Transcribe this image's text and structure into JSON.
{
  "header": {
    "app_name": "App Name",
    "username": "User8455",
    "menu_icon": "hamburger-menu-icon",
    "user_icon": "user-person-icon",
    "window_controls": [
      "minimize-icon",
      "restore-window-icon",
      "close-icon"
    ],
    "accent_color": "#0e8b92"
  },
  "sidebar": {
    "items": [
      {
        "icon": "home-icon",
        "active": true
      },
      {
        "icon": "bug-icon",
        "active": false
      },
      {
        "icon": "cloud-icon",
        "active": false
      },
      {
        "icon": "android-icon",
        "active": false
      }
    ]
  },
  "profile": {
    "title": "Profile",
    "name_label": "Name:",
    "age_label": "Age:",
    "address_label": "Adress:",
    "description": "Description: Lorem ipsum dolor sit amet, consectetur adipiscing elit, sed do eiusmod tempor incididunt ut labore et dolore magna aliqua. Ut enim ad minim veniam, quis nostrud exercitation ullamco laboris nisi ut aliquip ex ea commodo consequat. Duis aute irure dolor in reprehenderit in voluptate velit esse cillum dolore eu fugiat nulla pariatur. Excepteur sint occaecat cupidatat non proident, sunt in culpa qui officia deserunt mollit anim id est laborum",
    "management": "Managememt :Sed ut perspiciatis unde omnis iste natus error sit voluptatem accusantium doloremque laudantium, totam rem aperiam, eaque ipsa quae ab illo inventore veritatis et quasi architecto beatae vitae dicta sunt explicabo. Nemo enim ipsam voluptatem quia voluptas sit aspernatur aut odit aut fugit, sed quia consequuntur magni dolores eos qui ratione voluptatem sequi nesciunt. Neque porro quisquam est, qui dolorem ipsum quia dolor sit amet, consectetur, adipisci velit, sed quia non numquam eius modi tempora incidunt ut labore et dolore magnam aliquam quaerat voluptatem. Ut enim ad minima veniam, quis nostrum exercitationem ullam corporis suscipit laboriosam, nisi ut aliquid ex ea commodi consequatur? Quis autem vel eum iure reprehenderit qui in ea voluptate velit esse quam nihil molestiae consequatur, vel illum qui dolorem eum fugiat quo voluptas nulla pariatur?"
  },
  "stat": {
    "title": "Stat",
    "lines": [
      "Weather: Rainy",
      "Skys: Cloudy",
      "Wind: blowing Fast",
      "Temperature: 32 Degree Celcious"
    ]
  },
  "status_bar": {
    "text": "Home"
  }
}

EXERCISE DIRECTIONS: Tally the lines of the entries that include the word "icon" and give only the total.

WRITTEN RESPONSE: 9